The sweeping snowstorm that clogged airport schedules and kept college students across the nation waiting for release until the wee hours of the morning made a fitting inauguration for the terrifying pre-finals weeks at Bowdoin.
Because as I sat in the back of my parents' car on the way to O'Hare Airport this past weekend, I looked over a newspaper whose headlines should have scared me senseless in and of themselves: The economy (surprise) still tanks steadily, Black Friday's profits gave no indication otherwise, jobs are scarce, war continues, the Bears lost, etc.

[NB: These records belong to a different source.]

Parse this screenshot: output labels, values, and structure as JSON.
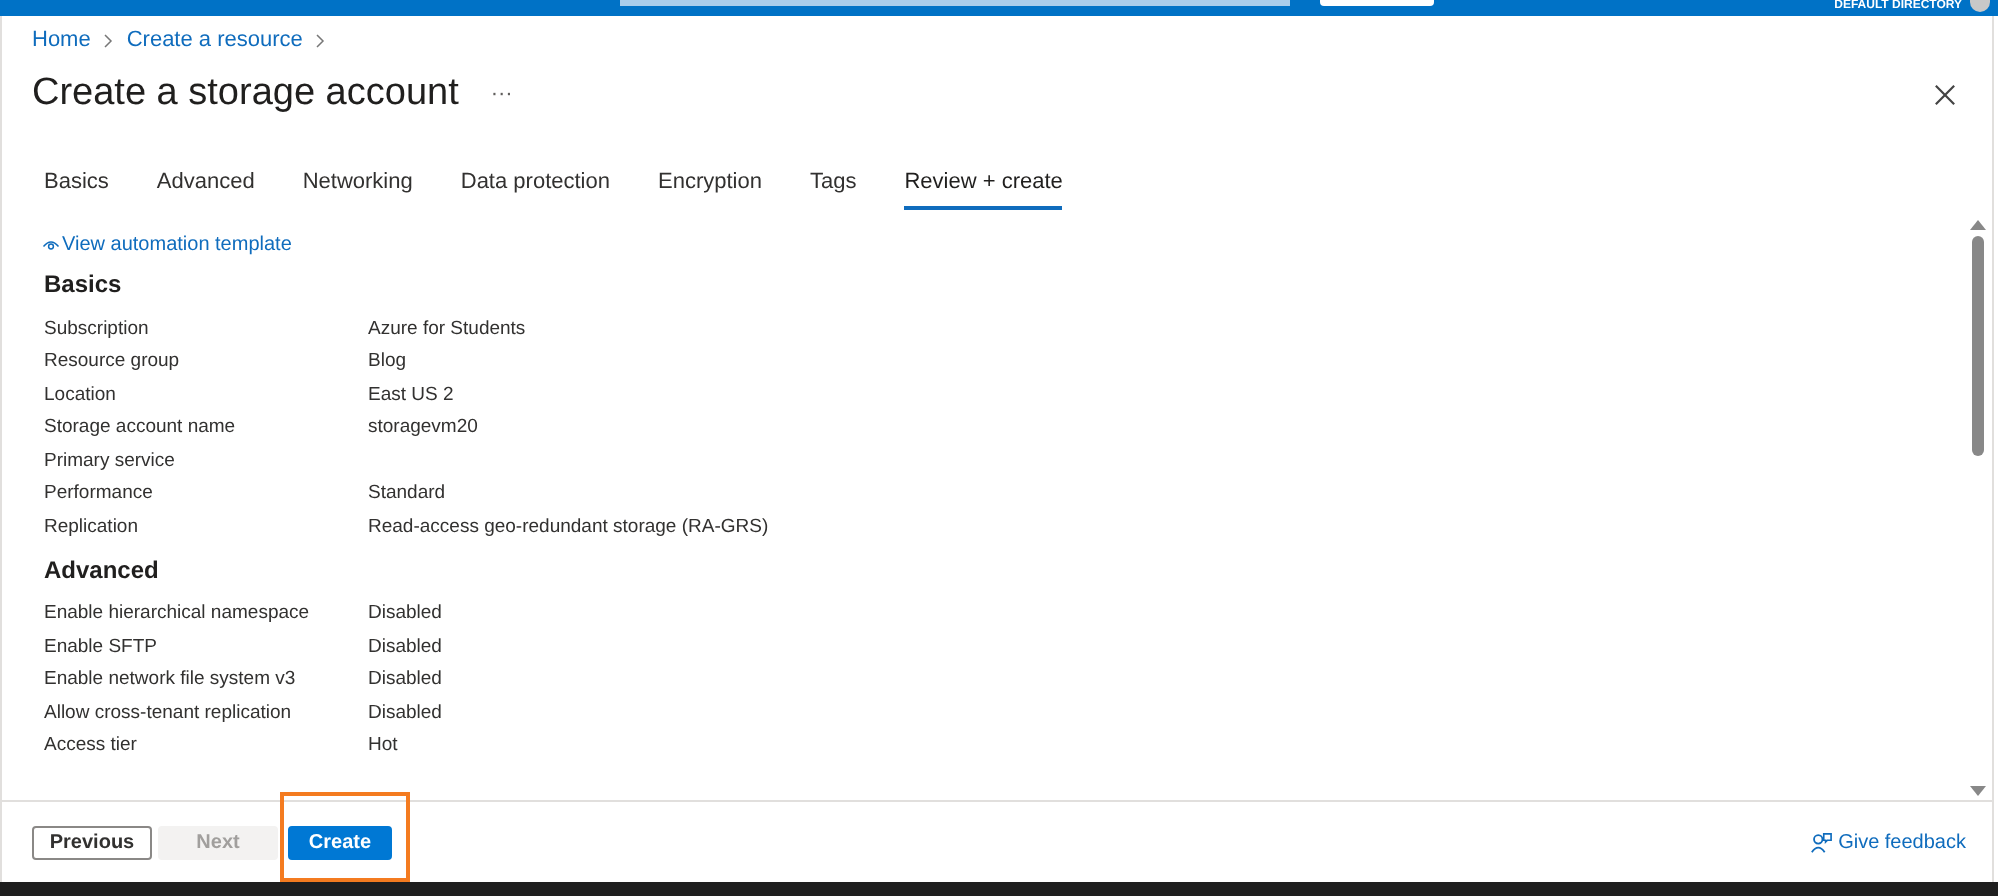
{
  "top_bar": {
    "directory": "DEFAULT DIRECTORY"
  },
  "breadcrumb": [
    "Home",
    "Create a resource"
  ],
  "title": "Create a storage account",
  "more": "···",
  "tabs": [
    {
      "label": "Basics",
      "selected": false
    },
    {
      "label": "Advanced",
      "selected": false
    },
    {
      "label": "Networking",
      "selected": false
    },
    {
      "label": "Data protection",
      "selected": false
    },
    {
      "label": "Encryption",
      "selected": false
    },
    {
      "label": "Tags",
      "selected": false
    },
    {
      "label": "Review + create",
      "selected": true
    }
  ],
  "automation_link": "View automation template",
  "sections": [
    {
      "heading": "Basics",
      "rows": [
        {
          "label": "Subscription",
          "value": "Azure for Students"
        },
        {
          "label": "Resource group",
          "value": "Blog"
        },
        {
          "label": "Location",
          "value": "East US 2"
        },
        {
          "label": "Storage account name",
          "value": "storagevm20"
        },
        {
          "label": "Primary service",
          "value": ""
        },
        {
          "label": "Performance",
          "value": "Standard"
        },
        {
          "label": "Replication",
          "value": "Read-access geo-redundant storage (RA-GRS)"
        }
      ]
    },
    {
      "heading": "Advanced",
      "rows": [
        {
          "label": "Enable hierarchical namespace",
          "value": "Disabled"
        },
        {
          "label": "Enable SFTP",
          "value": "Disabled"
        },
        {
          "label": "Enable network file system v3",
          "value": "Disabled"
        },
        {
          "label": "Allow cross-tenant replication",
          "value": "Disabled"
        },
        {
          "label": "Access tier",
          "value": "Hot"
        }
      ]
    }
  ],
  "footer": {
    "buttons": [
      {
        "label": "Previous",
        "kind": "secondary",
        "disabled": false
      },
      {
        "label": "Next",
        "kind": "secondary",
        "disabled": true
      },
      {
        "label": "Create",
        "kind": "primary",
        "disabled": false,
        "highlighted": true
      }
    ],
    "feedback": "Give feedback"
  }
}
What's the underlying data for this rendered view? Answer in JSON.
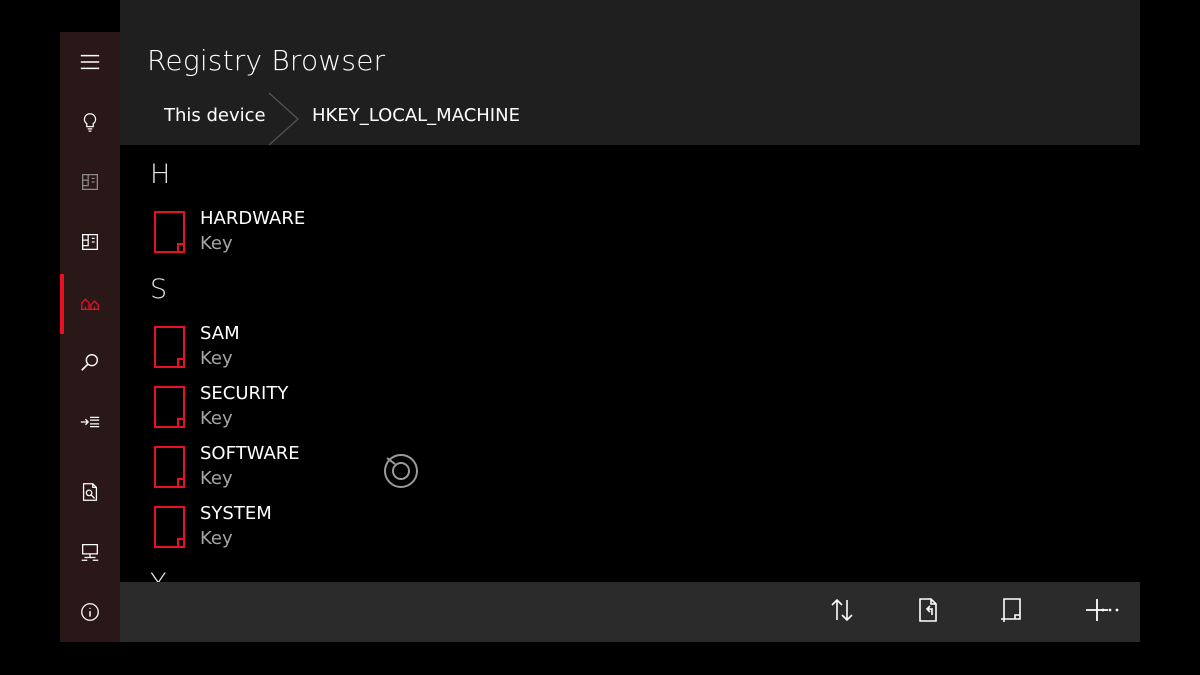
{
  "app": {
    "title": "Registry Browser"
  },
  "breadcrumb": [
    {
      "label": "This device"
    },
    {
      "label": "HKEY_LOCAL_MACHINE"
    }
  ],
  "nav": {
    "items": [
      {
        "icon": "hamburger-menu-icon"
      },
      {
        "icon": "lightbulb-icon"
      },
      {
        "icon": "registry-hive-icon"
      },
      {
        "icon": "registry-editor-icon"
      },
      {
        "icon": "registry-browser-icon",
        "active": true
      },
      {
        "icon": "search-icon"
      },
      {
        "icon": "import-icon"
      },
      {
        "icon": "document-search-icon"
      },
      {
        "icon": "remote-computer-icon"
      },
      {
        "icon": "info-icon"
      }
    ]
  },
  "groups": [
    {
      "letter": "H",
      "items": [
        {
          "name": "HARDWARE",
          "type": "Key"
        }
      ]
    },
    {
      "letter": "S",
      "items": [
        {
          "name": "SAM",
          "type": "Key"
        },
        {
          "name": "SECURITY",
          "type": "Key"
        },
        {
          "name": "SOFTWARE",
          "type": "Key"
        },
        {
          "name": "SYSTEM",
          "type": "Key"
        }
      ]
    },
    {
      "letter": "Y",
      "items": []
    }
  ],
  "commandbar": {
    "buttons": [
      {
        "icon": "sort-icon"
      },
      {
        "icon": "open-document-icon"
      },
      {
        "icon": "new-key-icon"
      },
      {
        "icon": "add-icon"
      },
      {
        "icon": "more-icon"
      }
    ]
  },
  "colors": {
    "accent": "#e81123",
    "rail_bg": "#2a1717",
    "header_bg": "#1f1f1f",
    "cmdbar_bg": "#2b2b2b",
    "content_bg": "#000000"
  }
}
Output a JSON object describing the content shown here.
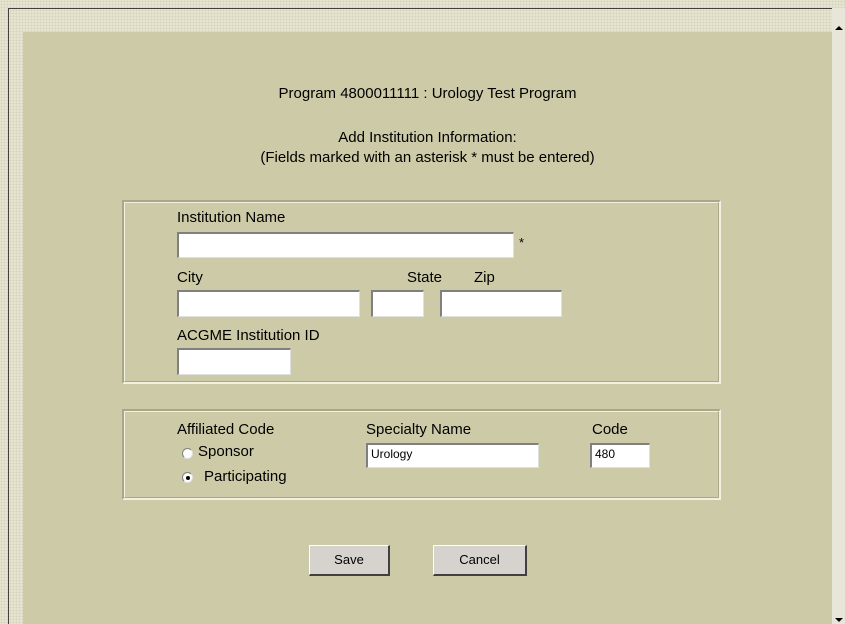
{
  "header": {
    "program_line": "Program 4800011111 : Urology Test Program",
    "subtitle": "Add Institution Information:",
    "note": "(Fields marked with an asterisk * must be entered)"
  },
  "institution": {
    "name_label": "Institution Name",
    "name_value": "",
    "required_marker": "*",
    "city_label": "City",
    "city_value": "",
    "state_label": "State",
    "state_value": "",
    "zip_label": "Zip",
    "zip_value": "",
    "acgme_label": "ACGME Institution ID",
    "acgme_value": ""
  },
  "affiliation": {
    "affiliated_code_label": "Affiliated Code",
    "sponsor_label": "Sponsor",
    "participating_label": "Participating",
    "selected": "Participating",
    "specialty_label": "Specialty Name",
    "specialty_value": "Urology",
    "code_label": "Code",
    "code_value": "480"
  },
  "actions": {
    "save_label": "Save",
    "cancel_label": "Cancel"
  }
}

The only thing that was able to wrench my stomach into knots and break a sweat on my forehead, however, was thought of the enormously vast amount of work to be done in the upcoming days. As the trillions of pages of writing and reading that awaited me fogged my brain, I felt a distinct drowning sensation. My heart raced, my head pounded, and I immediately turned in my seat to look at my house shrinking in the distance.
"STOP THE CAR!" I wanted to shout. "I can't do it."
But they managed to pry me out of my seat belt at the terminal, and here I am.
I'm not sure what it is about Thanksgiving Break that in the weeks before its arrival make us feel like it's going to be a month-long oasis from academia's November drear. All I know is that now, it seems absolutely ludicrous that a week ago at this time, a three-day break made the 40 pages of writing due in the next week seem inconsequential.
"I have a lot of stuff due in a few weeks," I told a friend via G-Chat only 24 hours before I flew home. "But it's tots n.b.d. I have 4-evz."
"4-evz," I now realize, was not even close to "a few weeks." Days don't expand because we're not at school.
The only relief, really, from the painful prospect of the next week or so, is the almost universal collegiate truth: Everyone is swamped, all the time. Suffering only becomes bearable in the presence of solidarity, and then, to a degree, it becomes comical.
What is fondly amusing about these times is that in so many situations, there's really no need for "communication" per se:
"How's it going?"
Followed only by sighs and nods and murmurs of "yeah..." If the planet is ever informed of an approaching meteor that will wipe out the Earth and all its inhabitants as we know it, I imagine the social atmosphere being akin to that of Bowdoin's pre-finals weeks: a silent but extraordinary remorse covering up useless panic.
I remember when the time to panic in high school was during finals. Reading period was crunch time, of course, but the due dates and exam dates didn't pile up until that established "exam period" arrived.
Ironically, for most people I've talked to, exam period is a piece of cake. Once reading period ends, everyone seems to be kicking around until the one final they have toward the end of exams. Somehow, over the years, professors have made their semester-end workload very front-heavy. In what I'm sure was an act of kindness, a professor many moons ago decided that it would make his students lives easier during exam period to have their final due date be a week earlier. Academia caught wind of the fad, and soon everyone was giving students their exam periods "off."
But over the three and a half years I've been at Bowdoin, I've noticed only one pattern?it ends. Every semester, during the first week of December, I run around gasping for breath and bidding my "adieus" to close friends. But every semester, in what seems like an impossible test of human will and physical ability, I survive. In fact, pretty much everyone I know does.
I'm not saying it's not going to hurt. In fact, the panic you feel now will probably be with you until New Year's, by which time you might have caught up on sleep and revived your neurological pathways. But I do promise you'll get through it more or less unscathed, and that you'll recover. At least in time for next Thanksgiving...